Some portions of the Acela Express service corridor could have claimed a legitimate high speed designation if they had existed back in the mid 1960's when Acela level speeds were still considered cutting edge. A half century later in 2016 there is no reason to call Acela high speed anything.
Does anyone know how long it's going to possibly take to bring High Speed Rail to North America, including Canada, whether for regional service or long-distance service, as well as freight service? It would also be nice to have high speed freight service, because they could move freight faster and more efficiently.
At this point the only remaining proposals are in California (government funded) and Texas (privately funded) and both are likely to suffer continued delays and setbacks by anti-rail and anti-public-service groups and politicians. At the moment I'd put the best case scenario for a single Tokyo to Osaka equivalent distance trip somewhere in the ballpark of 2030.
And if they ever bring high speed rail, why is it preferred to use electricity instead of diesel? I personally think diesel is better than overhead wires. And also, the locomotive manufacturers are making diesel locomotives that are a whole lot cleaner for the environment.

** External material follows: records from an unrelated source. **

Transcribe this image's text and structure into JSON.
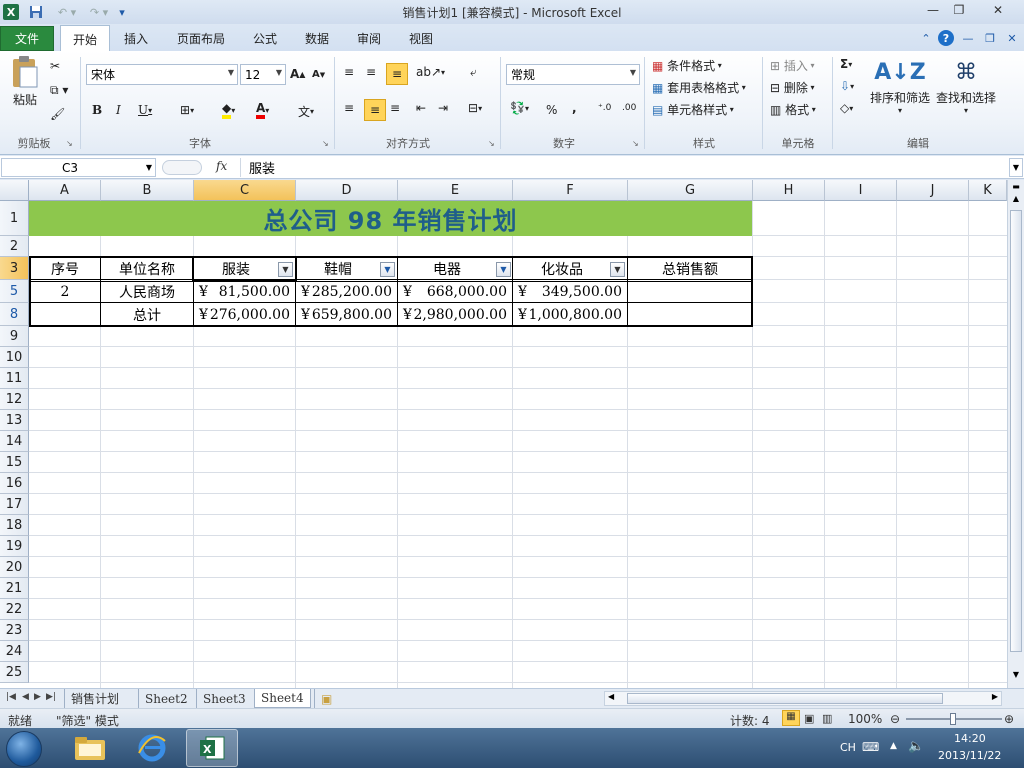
{
  "window": {
    "title": "销售计划1  [兼容模式]  -  Microsoft Excel"
  },
  "tabs": {
    "file": "文件",
    "items": [
      "开始",
      "插入",
      "页面布局",
      "公式",
      "数据",
      "审阅",
      "视图"
    ]
  },
  "ribbon": {
    "clipboard": {
      "label": "剪贴板",
      "paste": "粘贴"
    },
    "font": {
      "label": "字体",
      "name": "宋体",
      "size": "12"
    },
    "alignment": {
      "label": "对齐方式"
    },
    "number": {
      "label": "数字",
      "format": "常规",
      "percent": "%",
      "comma": ","
    },
    "styles": {
      "label": "样式",
      "conditional": "条件格式",
      "table": "套用表格格式",
      "cell_styles": "单元格样式"
    },
    "cells": {
      "label": "单元格",
      "insert": "插入",
      "delete": "删除",
      "format": "格式"
    },
    "editing": {
      "label": "编辑",
      "sort": "排序和筛选",
      "find": "查找和选择"
    }
  },
  "formula_bar": {
    "name_box": "C3",
    "fx": "fx",
    "content": "服装"
  },
  "columns": [
    "A",
    "B",
    "C",
    "D",
    "E",
    "F",
    "G",
    "H",
    "I",
    "J",
    "K"
  ],
  "rows": [
    "1",
    "2",
    "3",
    "5",
    "8",
    "9",
    "10",
    "11",
    "12",
    "13",
    "14",
    "15",
    "16",
    "17",
    "18",
    "19",
    "20",
    "21",
    "22",
    "23",
    "24",
    "25"
  ],
  "sheet": {
    "title": "总公司  98  年销售计划",
    "headers": [
      "序号",
      "单位名称",
      "服装",
      "鞋帽",
      "电器",
      "化妆品",
      "总销售额"
    ],
    "row5": {
      "a": "2",
      "b": "人民商场",
      "c": "81,500.00",
      "d": "285,200.00",
      "e": "668,000.00",
      "f": "349,500.00"
    },
    "row8": {
      "b": "总计",
      "c": "276,000.00",
      "d": "659,800.00",
      "e": "2,980,000.00",
      "f": "1,000,800.00"
    },
    "currency": "¥"
  },
  "sheet_tabs": [
    "销售计划",
    "Sheet2",
    "Sheet3",
    "Sheet4"
  ],
  "status": {
    "ready": "就绪",
    "mode": "\"筛选\" 模式",
    "count": "计数: 4",
    "zoom": "100%"
  },
  "tray": {
    "lang": "CH",
    "time": "14:20",
    "date": "2013/11/22"
  }
}
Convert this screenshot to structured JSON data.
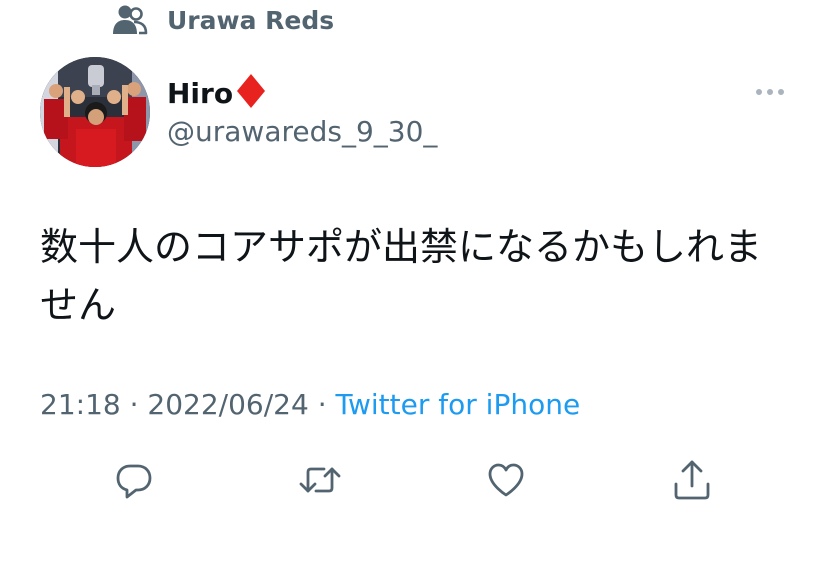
{
  "community": {
    "label": "Urawa Reds",
    "icon": "users-icon"
  },
  "author": {
    "display_name": "Hiro",
    "badge_icon": "red-diamond-icon",
    "handle": "@urawareds_9_30_",
    "avatar": "avatar-photo"
  },
  "tweet": {
    "text": "数十人のコアサポが出禁になるかもしれません",
    "time": "21:18",
    "separator": "·",
    "date": "2022/06/24",
    "source": "Twitter for iPhone"
  },
  "actions": [
    {
      "name": "reply",
      "icon": "reply-icon"
    },
    {
      "name": "retweet",
      "icon": "retweet-icon"
    },
    {
      "name": "like",
      "icon": "heart-icon"
    },
    {
      "name": "share",
      "icon": "share-icon"
    }
  ],
  "colors": {
    "text": "#0f1419",
    "secondary": "#536471",
    "link": "#1d9bf0",
    "diamond": "#e8231f",
    "background": "#ffffff"
  }
}
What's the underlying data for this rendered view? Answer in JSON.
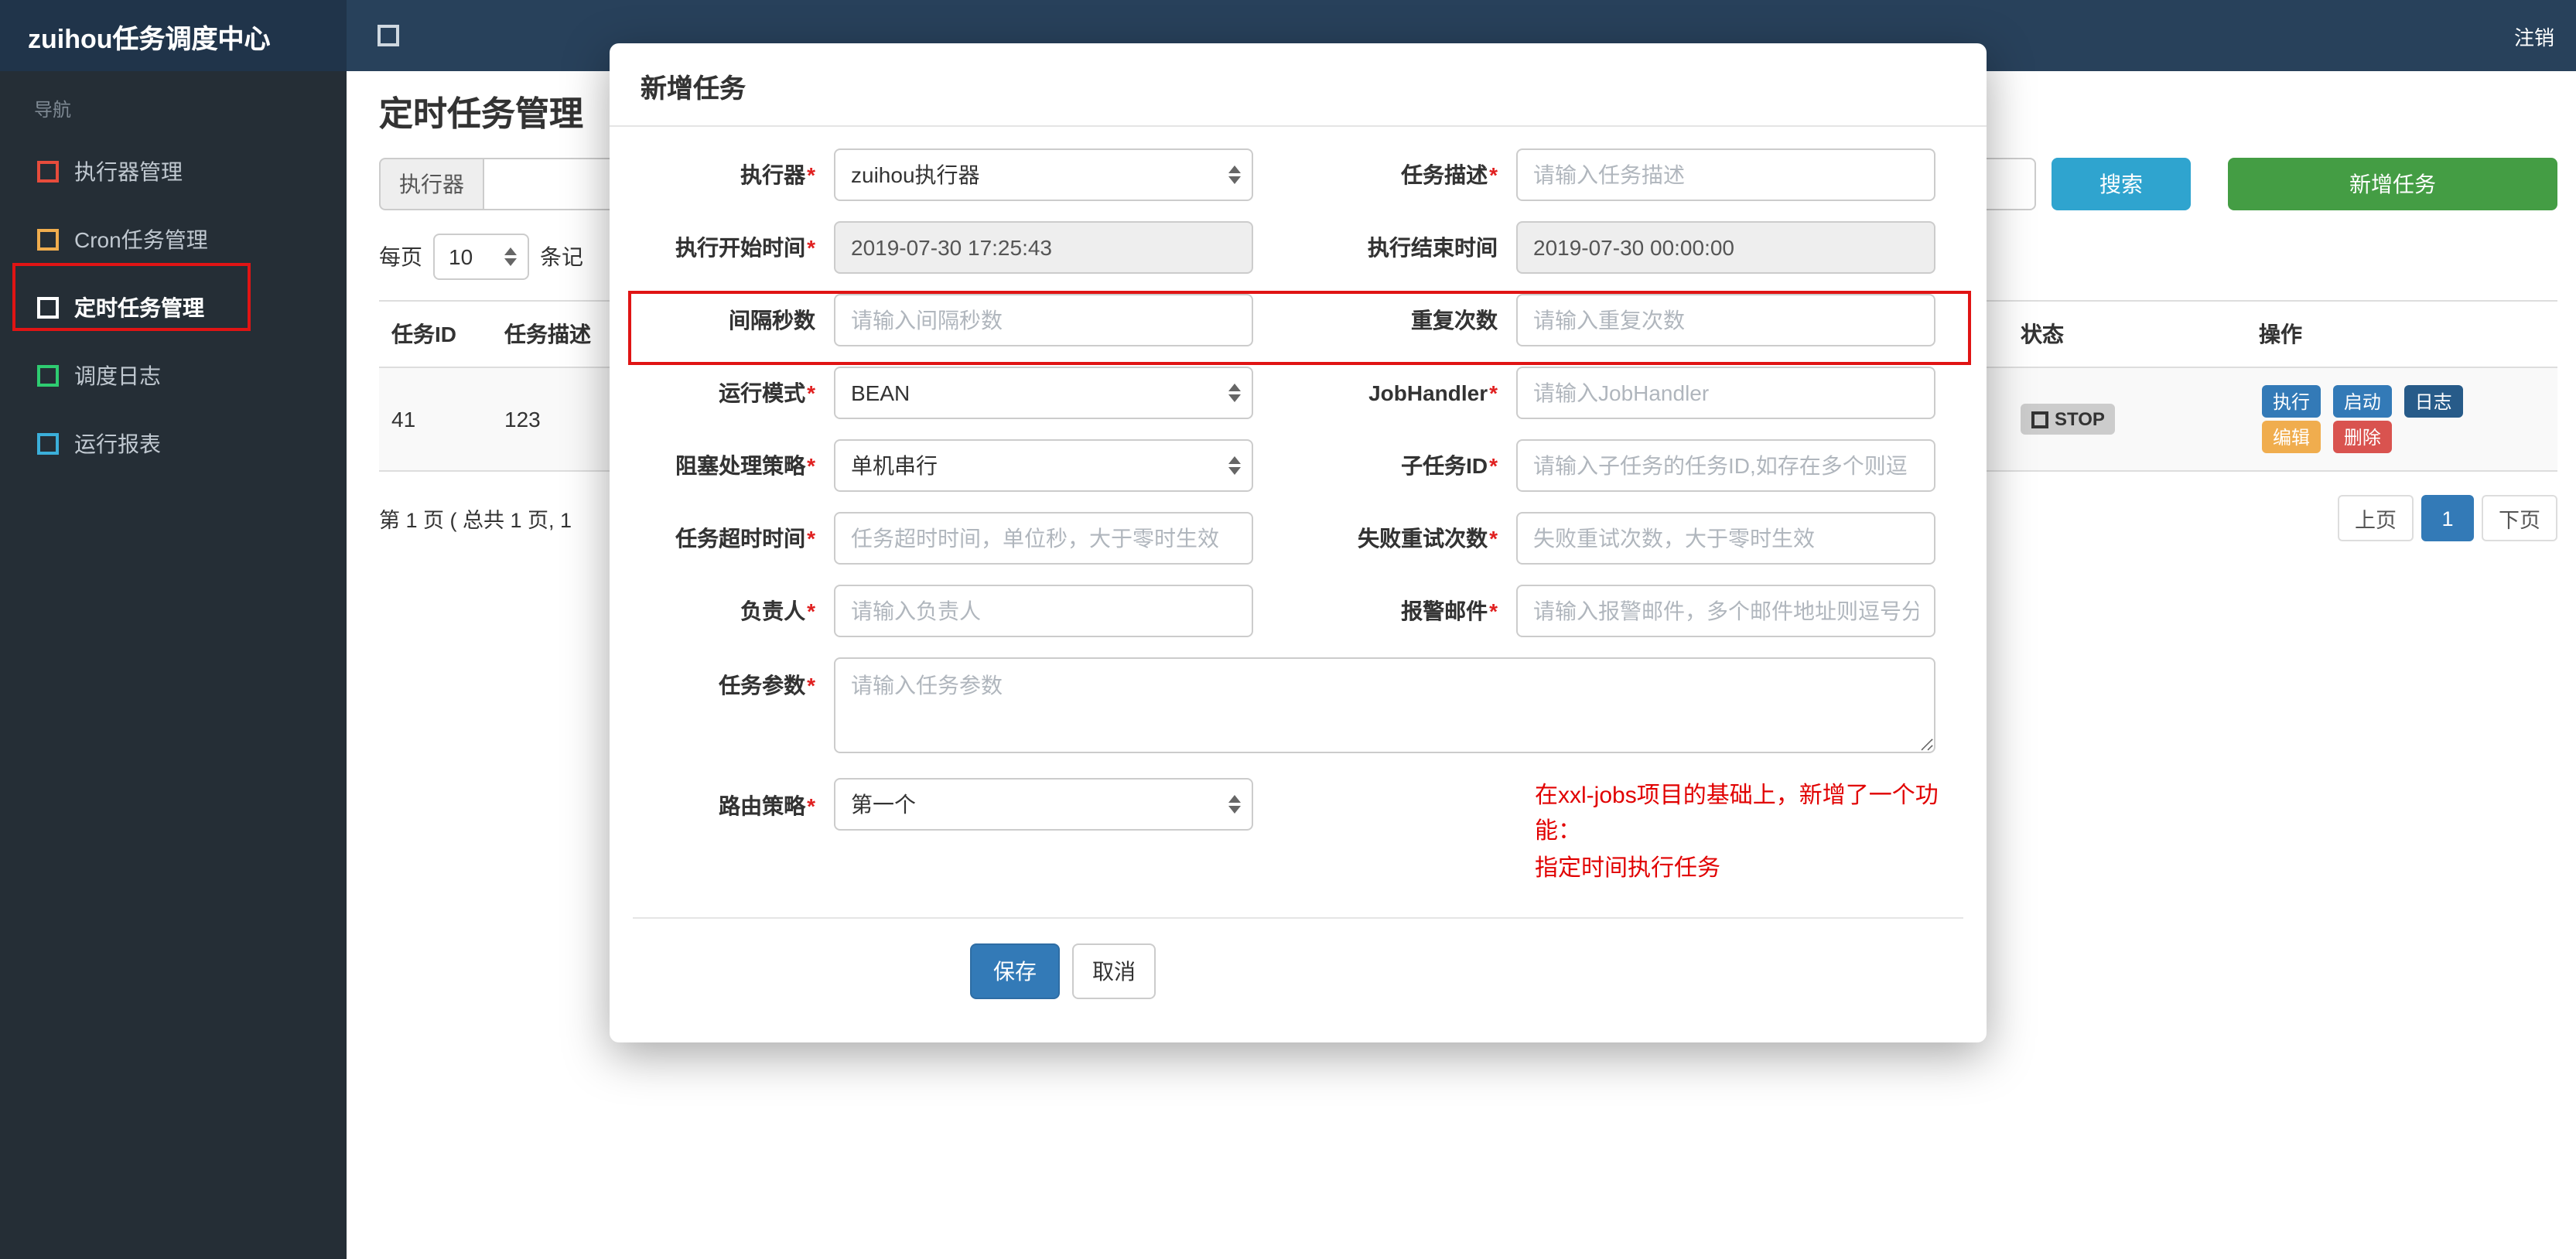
{
  "navbar": {
    "brand": "zuihou任务调度中心",
    "logout": "注销"
  },
  "icons": {
    "sidebar_toggle": "square-outline",
    "menu_item": "square-outline",
    "select_arrows": "up-down-arrows",
    "status_square": "square-outline"
  },
  "colors": {
    "navbar_bg": "#28415b",
    "brand_bg": "#20344a",
    "sidebar_bg": "#252e36",
    "annotation_red": "#e01414",
    "search_button": "#2fa4cf",
    "add_button": "#449d44",
    "save_button": "#337ab7",
    "status_badge_bg": "#cccccc",
    "note_red": "#e10000"
  },
  "sidebar": {
    "nav_label": "导航",
    "items": [
      {
        "label": "执行器管理",
        "icon_color": "#e74c3c"
      },
      {
        "label": "Cron任务管理",
        "icon_color": "#f0ad4e"
      },
      {
        "label": "定时任务管理",
        "icon_color": "#ffffff",
        "active": true,
        "annotated": true
      },
      {
        "label": "调度日志",
        "icon_color": "#2ecc71"
      },
      {
        "label": "运行报表",
        "icon_color": "#3bafda"
      }
    ]
  },
  "page": {
    "title": "定时任务管理",
    "toolbar": {
      "executor_label": "执行器",
      "search_label": "搜索",
      "add_label": "新增任务"
    },
    "page_size": {
      "prefix": "每页",
      "value": "10",
      "suffix": "条记"
    },
    "table": {
      "headers": [
        "任务ID",
        "任务描述",
        "状态",
        "操作"
      ],
      "rows": [
        {
          "task_id": "41",
          "desc": "123",
          "status": "STOP",
          "actions": [
            "执行",
            "启动",
            "日志",
            "编辑",
            "删除"
          ]
        }
      ]
    },
    "pagination": {
      "info": "第 1 页 ( 总共 1 页, 1",
      "prev": "上页",
      "page": "1",
      "next": "下页"
    }
  },
  "modal": {
    "title": "新增任务",
    "required_mark": "*",
    "rows": [
      {
        "left": {
          "label": "执行器",
          "type": "select",
          "value": "zuihou执行器"
        },
        "right": {
          "label": "任务描述",
          "type": "input",
          "placeholder": "请输入任务描述"
        }
      },
      {
        "left": {
          "label": "执行开始时间",
          "type": "readonly",
          "value": "2019-07-30 17:25:43"
        },
        "right": {
          "label": "执行结束时间",
          "type": "readonly",
          "value": "2019-07-30 00:00:00"
        }
      },
      {
        "left": {
          "label": "间隔秒数",
          "type": "input",
          "placeholder": "请输入间隔秒数"
        },
        "right": {
          "label": "重复次数",
          "type": "input",
          "placeholder": "请输入重复次数"
        }
      },
      {
        "left": {
          "label": "运行模式",
          "type": "select",
          "value": "BEAN"
        },
        "right": {
          "label": "JobHandler",
          "type": "input",
          "placeholder": "请输入JobHandler"
        }
      },
      {
        "left": {
          "label": "阻塞处理策略",
          "type": "select",
          "value": "单机串行"
        },
        "right": {
          "label": "子任务ID",
          "type": "input",
          "placeholder": "请输入子任务的任务ID,如存在多个则逗"
        }
      },
      {
        "left": {
          "label": "任务超时时间",
          "type": "input",
          "placeholder": "任务超时时间，单位秒，大于零时生效"
        },
        "right": {
          "label": "失败重试次数",
          "type": "input",
          "placeholder": "失败重试次数，大于零时生效"
        }
      },
      {
        "left": {
          "label": "负责人",
          "type": "input",
          "placeholder": "请输入负责人"
        },
        "right": {
          "label": "报警邮件",
          "type": "input",
          "placeholder": "请输入报警邮件，多个邮件地址则逗号分"
        }
      }
    ],
    "params": {
      "label": "任务参数",
      "placeholder": "请输入任务参数"
    },
    "route": {
      "label": "路由策略",
      "value": "第一个"
    },
    "note_line1": "在xxl-jobs项目的基础上，新增了一个功能：",
    "note_line2": "指定时间执行任务",
    "save": "保存",
    "cancel": "取消"
  }
}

In simple terms electricity is what turns the wheels regardless of the original power source. Using a conventional diesel engine to create the electricity adds more weight, more moving parts, reduces general efficiency, limits the maximum horsepower, and releases greater volumes of more destructive pollution than most forms of large scale energy generation.
The biggest difference that causes high speed rail to be a nonstarter in North America is the massive distances between cities and the lack of critical population density.

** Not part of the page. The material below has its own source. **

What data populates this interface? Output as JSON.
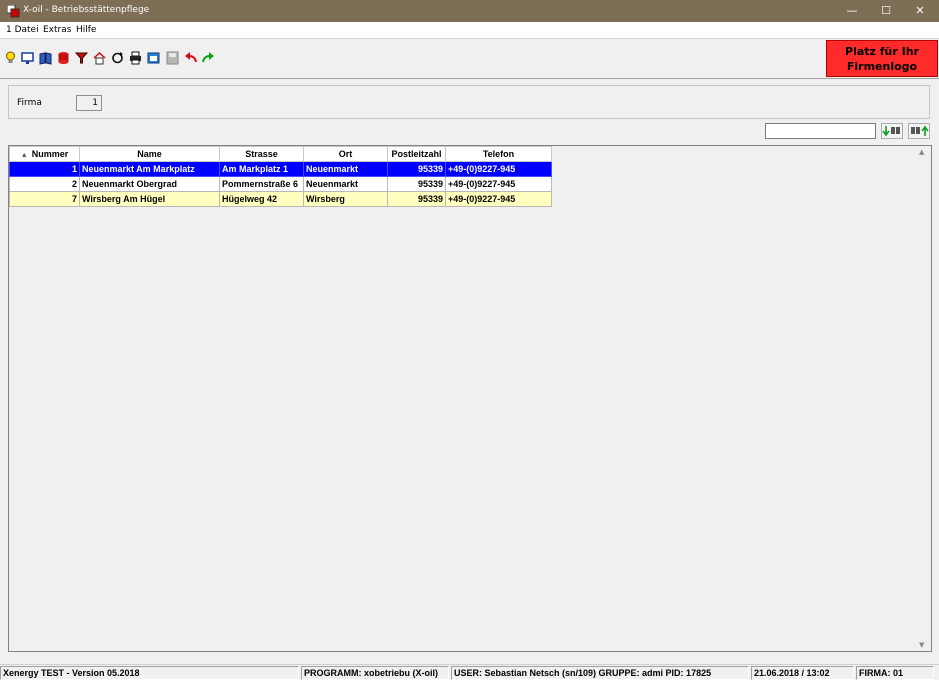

Although a nationwide system of high speed rail that crisscrossed the entire country is likely to remain impractical there are several large cities in the US that have all the traits necessary to benefit greatly from regional high speed rail links. What makes the US transportation landscape unique isn't our size or our density but rather our willingness to meekly accept permanent defeat before we even bother to try. What the US has that no other industrial country seems to share is a rather large contingent of anti-rail partisans who cannot be reasoned with and will simply make up excuses to avoiding funding passenger rail under any circumstances.
Edited by Devil's Advocate, 19 February 2016 - 10:23 PM.